§ ACTION ITEM: This task calls for copying each line below that contains "回放信号时域波形图".
--- SOURCE DATA ---
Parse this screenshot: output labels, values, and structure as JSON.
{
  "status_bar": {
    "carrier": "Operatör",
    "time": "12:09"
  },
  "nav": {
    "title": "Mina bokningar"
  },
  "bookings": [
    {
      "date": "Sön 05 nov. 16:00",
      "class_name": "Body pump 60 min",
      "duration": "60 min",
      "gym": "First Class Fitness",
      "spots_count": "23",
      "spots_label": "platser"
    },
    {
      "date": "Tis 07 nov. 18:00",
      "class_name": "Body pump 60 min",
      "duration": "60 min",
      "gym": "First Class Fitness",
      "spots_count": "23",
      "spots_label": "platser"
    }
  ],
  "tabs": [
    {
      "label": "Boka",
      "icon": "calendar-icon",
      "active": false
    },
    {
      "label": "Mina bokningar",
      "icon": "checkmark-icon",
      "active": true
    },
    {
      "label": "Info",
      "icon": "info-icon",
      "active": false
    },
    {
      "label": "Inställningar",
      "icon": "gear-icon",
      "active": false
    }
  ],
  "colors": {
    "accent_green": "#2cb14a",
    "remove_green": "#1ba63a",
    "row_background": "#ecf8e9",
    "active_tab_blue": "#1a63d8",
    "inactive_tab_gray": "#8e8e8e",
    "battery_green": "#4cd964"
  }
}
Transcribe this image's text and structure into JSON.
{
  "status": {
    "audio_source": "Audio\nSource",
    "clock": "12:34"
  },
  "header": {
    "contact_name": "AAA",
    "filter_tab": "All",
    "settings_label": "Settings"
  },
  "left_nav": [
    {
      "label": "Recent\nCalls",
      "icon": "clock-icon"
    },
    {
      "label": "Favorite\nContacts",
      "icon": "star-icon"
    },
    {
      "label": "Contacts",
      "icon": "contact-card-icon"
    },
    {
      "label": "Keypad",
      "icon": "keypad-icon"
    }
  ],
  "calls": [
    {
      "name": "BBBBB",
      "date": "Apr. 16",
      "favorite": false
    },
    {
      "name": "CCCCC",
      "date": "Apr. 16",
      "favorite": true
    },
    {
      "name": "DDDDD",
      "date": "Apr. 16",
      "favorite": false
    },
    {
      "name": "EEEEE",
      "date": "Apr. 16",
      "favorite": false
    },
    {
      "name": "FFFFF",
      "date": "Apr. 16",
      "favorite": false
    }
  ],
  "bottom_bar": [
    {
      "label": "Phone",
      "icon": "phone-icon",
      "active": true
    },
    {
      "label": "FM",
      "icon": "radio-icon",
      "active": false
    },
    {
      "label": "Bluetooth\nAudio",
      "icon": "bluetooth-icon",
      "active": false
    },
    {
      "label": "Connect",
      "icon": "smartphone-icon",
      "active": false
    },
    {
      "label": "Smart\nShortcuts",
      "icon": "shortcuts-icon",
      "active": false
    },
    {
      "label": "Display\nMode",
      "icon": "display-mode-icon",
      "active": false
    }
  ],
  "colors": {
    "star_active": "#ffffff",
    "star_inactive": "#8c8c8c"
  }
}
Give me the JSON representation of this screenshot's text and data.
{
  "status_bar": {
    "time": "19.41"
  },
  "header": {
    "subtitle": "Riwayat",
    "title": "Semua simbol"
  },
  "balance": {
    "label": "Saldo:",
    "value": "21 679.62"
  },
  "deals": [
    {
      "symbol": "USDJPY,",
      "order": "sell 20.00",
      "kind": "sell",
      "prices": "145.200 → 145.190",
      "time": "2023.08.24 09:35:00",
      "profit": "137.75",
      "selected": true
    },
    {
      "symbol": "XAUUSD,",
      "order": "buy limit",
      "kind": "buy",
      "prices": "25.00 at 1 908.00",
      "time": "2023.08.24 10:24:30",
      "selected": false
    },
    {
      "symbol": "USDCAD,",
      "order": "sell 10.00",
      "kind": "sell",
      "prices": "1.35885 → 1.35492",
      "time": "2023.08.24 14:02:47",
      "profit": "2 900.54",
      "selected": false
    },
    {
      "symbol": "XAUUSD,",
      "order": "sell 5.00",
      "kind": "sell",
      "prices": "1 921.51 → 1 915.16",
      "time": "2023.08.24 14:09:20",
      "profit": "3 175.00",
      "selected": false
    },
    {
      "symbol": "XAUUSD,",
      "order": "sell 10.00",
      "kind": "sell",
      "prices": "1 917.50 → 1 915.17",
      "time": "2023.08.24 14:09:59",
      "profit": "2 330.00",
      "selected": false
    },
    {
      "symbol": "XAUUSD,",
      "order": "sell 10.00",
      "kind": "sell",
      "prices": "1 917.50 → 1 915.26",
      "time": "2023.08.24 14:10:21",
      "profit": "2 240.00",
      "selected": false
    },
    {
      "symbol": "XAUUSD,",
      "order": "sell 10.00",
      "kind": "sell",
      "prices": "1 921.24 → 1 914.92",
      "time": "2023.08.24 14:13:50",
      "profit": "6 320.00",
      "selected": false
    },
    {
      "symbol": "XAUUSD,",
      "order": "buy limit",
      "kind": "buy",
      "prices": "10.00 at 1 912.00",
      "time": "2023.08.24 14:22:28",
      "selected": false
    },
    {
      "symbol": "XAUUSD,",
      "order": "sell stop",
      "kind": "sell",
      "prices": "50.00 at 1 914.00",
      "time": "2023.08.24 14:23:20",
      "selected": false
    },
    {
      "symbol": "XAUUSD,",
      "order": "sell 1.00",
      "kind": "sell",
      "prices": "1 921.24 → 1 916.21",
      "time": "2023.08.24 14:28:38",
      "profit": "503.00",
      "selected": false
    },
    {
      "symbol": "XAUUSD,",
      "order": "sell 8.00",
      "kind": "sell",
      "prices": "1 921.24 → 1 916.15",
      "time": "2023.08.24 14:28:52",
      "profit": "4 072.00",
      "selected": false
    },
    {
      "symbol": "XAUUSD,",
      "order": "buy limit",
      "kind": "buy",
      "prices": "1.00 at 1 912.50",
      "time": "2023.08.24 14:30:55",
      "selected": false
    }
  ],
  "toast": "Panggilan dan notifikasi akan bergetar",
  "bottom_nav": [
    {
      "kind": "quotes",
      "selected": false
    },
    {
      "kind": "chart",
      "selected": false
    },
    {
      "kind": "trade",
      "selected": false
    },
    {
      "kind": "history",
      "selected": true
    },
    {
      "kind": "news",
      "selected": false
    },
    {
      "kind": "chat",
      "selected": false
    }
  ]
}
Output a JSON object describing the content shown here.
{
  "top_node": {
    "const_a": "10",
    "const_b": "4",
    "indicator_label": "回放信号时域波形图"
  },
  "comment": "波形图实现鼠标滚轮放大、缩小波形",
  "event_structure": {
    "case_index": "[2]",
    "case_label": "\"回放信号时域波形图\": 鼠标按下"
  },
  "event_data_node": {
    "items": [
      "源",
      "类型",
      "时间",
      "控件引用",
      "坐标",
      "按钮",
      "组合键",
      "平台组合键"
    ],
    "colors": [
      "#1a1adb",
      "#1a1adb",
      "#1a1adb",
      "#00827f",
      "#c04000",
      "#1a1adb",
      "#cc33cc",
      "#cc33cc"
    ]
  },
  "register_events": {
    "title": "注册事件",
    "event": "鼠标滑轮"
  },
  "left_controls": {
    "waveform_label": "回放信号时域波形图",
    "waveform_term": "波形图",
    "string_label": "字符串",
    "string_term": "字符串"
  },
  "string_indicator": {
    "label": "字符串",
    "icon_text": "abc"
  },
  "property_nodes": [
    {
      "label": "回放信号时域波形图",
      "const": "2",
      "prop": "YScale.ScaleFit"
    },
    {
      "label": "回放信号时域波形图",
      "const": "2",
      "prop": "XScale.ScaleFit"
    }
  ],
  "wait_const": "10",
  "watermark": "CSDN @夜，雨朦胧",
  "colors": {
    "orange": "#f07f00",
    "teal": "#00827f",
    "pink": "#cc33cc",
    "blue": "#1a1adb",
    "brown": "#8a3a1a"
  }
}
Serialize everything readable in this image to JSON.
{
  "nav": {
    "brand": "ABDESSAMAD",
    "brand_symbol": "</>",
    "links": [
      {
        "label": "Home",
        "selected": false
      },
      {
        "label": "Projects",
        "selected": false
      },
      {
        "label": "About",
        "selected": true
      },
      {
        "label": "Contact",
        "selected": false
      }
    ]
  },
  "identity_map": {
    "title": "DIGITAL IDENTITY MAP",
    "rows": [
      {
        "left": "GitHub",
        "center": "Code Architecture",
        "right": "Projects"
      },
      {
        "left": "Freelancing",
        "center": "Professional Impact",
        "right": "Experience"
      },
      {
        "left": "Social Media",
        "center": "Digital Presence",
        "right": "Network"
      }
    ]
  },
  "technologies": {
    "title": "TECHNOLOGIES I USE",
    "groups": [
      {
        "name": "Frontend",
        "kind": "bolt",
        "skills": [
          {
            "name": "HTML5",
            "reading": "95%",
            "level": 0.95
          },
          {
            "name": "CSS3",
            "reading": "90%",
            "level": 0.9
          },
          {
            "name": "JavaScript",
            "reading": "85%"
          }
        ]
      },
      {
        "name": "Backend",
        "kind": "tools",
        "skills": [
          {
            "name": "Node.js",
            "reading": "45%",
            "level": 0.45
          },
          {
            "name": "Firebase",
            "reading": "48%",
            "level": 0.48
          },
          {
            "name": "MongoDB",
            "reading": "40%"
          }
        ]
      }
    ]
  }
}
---
§ RESPONSE BOX:
    "indicator_label": "回放信号时域波形图"
    "case_label": "\"回放信号时域波形图\": 鼠标按下"
    "waveform_label": "回放信号时域波形图",
      "label": "回放信号时域波形图",
      "label": "回放信号时域波形图",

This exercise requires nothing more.